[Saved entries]
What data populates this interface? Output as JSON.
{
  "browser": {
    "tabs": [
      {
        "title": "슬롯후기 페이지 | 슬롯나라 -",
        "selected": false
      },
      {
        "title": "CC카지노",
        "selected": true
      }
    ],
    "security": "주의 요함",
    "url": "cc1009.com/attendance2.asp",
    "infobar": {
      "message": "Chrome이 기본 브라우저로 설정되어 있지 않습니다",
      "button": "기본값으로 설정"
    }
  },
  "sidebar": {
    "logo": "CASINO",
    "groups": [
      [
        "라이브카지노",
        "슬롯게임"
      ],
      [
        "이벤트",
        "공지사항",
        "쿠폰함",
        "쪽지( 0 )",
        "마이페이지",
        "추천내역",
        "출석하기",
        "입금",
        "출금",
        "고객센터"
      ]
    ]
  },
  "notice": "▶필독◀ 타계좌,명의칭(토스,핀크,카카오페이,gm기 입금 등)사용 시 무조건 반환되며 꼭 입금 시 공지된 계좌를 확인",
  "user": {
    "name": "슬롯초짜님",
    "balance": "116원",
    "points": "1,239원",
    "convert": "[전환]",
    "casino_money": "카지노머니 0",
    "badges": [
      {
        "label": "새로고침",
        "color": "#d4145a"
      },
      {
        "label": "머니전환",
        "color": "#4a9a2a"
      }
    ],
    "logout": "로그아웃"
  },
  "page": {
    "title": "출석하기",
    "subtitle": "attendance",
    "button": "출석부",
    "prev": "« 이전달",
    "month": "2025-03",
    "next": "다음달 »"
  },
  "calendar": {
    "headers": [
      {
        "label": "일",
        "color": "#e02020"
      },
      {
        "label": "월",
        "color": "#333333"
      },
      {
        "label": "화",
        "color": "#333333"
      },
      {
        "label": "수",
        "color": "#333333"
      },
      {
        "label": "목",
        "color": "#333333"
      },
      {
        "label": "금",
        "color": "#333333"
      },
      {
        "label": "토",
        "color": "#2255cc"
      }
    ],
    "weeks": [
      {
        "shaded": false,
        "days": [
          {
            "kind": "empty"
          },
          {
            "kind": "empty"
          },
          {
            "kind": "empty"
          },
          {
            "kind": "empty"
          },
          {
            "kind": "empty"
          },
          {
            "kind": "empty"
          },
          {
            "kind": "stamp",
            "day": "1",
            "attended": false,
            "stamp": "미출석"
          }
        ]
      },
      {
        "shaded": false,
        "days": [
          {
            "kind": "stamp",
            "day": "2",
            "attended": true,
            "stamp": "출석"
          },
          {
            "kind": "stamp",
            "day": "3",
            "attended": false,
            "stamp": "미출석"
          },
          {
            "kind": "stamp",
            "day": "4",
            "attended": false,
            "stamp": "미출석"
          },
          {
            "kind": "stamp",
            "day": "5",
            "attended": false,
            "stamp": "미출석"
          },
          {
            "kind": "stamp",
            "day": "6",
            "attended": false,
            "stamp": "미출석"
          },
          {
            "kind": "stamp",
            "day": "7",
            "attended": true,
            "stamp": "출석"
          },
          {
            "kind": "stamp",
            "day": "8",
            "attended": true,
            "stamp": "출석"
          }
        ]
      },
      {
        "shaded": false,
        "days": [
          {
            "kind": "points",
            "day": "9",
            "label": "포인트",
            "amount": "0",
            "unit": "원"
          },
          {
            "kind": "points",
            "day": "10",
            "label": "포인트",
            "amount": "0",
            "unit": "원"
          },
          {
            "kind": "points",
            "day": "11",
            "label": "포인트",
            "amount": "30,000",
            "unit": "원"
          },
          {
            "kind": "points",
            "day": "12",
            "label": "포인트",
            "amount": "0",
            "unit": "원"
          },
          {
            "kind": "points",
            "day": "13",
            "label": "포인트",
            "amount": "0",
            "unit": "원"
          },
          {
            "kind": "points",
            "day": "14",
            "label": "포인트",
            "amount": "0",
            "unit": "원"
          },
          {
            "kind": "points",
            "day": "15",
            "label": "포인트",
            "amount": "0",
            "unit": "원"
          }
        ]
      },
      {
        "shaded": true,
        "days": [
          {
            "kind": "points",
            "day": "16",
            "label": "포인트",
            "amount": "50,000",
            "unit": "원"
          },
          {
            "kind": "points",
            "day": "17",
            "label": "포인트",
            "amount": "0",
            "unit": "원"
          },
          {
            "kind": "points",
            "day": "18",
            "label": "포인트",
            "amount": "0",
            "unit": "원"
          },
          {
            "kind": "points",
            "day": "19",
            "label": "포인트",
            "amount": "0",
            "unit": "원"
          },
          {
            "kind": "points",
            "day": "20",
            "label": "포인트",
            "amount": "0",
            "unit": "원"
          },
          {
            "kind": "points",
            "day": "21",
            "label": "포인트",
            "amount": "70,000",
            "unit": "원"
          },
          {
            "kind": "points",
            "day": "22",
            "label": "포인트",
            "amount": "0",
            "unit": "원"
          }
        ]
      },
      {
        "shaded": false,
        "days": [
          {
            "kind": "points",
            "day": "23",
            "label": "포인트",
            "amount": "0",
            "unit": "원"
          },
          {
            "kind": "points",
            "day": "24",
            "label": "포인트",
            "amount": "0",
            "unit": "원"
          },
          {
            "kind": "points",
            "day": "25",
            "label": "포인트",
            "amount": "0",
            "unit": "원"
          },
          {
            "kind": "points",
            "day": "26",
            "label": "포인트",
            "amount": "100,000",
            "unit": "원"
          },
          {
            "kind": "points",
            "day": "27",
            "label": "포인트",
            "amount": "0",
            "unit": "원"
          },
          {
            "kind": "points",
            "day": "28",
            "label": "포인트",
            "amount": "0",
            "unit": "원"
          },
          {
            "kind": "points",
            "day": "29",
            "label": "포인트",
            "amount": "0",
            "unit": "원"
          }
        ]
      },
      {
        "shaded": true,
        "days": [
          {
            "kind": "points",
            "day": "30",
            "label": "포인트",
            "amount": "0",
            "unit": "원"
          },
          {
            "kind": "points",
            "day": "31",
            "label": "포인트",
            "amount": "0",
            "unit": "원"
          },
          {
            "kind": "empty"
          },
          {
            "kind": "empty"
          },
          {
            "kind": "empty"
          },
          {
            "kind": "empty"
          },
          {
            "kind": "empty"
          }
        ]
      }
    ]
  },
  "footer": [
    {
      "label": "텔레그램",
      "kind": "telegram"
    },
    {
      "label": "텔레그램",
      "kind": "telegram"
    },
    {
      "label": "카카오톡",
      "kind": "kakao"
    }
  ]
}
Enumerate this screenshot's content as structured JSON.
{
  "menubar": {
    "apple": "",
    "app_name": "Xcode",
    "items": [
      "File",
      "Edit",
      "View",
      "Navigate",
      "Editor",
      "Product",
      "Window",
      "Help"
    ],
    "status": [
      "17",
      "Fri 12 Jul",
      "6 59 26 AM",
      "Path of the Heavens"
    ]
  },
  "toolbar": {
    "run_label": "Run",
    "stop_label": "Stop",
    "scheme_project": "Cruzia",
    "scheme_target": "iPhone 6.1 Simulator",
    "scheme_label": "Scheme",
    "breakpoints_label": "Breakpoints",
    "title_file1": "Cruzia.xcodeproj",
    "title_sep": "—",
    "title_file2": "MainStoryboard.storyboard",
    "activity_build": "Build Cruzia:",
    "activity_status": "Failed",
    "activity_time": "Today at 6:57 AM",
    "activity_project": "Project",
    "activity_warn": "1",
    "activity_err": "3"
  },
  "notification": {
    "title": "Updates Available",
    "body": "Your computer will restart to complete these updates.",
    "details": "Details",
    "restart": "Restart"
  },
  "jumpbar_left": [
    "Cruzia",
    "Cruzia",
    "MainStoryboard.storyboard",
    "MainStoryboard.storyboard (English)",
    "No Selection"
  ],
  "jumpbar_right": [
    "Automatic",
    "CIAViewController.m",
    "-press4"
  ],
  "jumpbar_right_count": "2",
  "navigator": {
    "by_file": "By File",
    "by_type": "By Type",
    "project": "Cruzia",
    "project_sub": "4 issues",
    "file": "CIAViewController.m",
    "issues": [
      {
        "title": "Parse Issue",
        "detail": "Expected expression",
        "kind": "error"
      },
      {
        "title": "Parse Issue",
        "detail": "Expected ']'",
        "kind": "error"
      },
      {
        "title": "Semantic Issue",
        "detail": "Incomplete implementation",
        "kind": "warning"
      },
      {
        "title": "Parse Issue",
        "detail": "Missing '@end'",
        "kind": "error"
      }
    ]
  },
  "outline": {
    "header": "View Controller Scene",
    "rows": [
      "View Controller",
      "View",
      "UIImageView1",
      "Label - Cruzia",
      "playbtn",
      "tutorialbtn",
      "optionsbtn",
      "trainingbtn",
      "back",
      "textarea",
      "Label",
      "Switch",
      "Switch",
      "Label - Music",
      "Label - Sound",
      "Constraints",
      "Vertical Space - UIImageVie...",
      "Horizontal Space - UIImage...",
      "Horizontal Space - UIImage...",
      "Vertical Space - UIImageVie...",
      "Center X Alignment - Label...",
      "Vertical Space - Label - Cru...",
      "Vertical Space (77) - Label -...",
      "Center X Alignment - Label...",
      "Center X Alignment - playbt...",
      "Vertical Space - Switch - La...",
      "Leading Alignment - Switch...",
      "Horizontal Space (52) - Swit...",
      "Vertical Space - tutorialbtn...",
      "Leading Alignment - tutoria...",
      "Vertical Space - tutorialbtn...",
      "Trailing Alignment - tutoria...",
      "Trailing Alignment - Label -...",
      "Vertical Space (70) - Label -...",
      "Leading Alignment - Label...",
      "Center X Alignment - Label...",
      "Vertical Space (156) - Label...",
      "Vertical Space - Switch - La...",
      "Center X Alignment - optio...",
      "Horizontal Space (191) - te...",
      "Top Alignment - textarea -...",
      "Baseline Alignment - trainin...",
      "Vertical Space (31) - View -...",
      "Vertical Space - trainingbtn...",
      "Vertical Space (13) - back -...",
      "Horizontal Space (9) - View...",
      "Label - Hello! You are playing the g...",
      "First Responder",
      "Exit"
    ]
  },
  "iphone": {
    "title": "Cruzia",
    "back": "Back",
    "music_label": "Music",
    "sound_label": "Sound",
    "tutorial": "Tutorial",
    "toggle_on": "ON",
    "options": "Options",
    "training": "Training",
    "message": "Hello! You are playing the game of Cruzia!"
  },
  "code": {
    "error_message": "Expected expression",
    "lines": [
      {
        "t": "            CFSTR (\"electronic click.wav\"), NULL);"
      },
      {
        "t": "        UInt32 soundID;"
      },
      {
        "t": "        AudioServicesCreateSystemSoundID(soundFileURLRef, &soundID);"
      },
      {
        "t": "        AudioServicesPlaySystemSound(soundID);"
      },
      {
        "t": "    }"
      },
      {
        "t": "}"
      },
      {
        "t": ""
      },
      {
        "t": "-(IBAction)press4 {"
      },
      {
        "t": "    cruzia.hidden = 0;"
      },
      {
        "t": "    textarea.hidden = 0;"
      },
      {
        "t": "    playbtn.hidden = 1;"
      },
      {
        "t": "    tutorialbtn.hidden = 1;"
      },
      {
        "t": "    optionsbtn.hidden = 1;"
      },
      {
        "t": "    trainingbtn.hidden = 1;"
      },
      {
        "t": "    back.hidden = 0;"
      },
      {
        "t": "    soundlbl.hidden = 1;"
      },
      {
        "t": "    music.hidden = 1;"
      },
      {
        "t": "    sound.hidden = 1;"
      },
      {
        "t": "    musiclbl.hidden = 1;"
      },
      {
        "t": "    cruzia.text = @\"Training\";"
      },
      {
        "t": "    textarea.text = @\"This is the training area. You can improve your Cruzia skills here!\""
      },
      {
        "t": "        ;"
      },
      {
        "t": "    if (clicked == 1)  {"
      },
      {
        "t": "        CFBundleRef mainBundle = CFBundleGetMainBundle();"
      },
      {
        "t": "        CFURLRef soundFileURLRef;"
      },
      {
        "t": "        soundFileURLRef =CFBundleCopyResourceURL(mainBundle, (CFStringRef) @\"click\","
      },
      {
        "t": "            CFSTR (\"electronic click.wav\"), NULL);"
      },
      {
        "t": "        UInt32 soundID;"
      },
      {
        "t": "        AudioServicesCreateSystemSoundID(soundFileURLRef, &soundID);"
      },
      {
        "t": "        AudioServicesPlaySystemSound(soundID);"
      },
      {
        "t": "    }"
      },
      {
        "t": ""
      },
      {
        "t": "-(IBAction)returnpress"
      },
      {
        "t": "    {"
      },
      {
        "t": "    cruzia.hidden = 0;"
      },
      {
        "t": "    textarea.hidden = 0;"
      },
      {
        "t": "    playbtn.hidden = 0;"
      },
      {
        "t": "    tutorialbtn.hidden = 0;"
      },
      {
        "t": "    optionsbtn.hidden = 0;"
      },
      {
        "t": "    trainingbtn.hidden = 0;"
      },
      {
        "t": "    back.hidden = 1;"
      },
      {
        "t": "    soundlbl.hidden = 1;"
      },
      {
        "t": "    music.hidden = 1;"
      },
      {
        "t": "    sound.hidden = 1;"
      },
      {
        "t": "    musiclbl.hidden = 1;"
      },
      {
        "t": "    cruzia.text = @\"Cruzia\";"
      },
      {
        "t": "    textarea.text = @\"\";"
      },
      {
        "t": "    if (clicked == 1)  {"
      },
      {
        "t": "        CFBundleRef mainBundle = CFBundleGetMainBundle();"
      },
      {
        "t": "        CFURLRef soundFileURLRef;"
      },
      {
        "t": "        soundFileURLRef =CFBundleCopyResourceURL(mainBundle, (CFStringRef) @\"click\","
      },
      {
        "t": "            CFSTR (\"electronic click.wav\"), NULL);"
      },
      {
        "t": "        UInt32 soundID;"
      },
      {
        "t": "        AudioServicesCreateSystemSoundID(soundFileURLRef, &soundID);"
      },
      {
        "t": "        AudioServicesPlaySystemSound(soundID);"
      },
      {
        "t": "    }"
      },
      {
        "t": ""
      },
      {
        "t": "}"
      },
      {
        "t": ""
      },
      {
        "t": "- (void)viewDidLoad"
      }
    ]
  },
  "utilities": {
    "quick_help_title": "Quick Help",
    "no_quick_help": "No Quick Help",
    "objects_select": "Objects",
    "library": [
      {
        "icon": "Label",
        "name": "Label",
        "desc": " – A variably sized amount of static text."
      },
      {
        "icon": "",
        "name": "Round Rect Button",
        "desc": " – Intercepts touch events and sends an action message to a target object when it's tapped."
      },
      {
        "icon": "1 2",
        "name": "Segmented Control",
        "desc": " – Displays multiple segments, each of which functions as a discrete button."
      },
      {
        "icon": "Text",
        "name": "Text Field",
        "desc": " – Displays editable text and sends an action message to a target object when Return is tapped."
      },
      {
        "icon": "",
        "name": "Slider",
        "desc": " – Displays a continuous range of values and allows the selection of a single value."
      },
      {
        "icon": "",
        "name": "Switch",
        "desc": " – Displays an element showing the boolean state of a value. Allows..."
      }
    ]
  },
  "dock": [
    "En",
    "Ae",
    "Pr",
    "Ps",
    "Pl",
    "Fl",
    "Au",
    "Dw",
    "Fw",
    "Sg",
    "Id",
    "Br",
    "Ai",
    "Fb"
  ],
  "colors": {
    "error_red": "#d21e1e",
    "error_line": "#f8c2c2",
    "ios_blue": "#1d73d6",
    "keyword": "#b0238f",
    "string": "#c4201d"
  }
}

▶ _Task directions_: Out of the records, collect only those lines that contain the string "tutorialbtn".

▶ _Response box_:
      "tutorialbtn",
      "Vertical Space - tutorialbtn...",
      "Vertical Space - tutorialbtn...",
        "t": "    tutorialbtn.hidden = 1;"
        "t": "    tutorialbtn.hidden = 0;"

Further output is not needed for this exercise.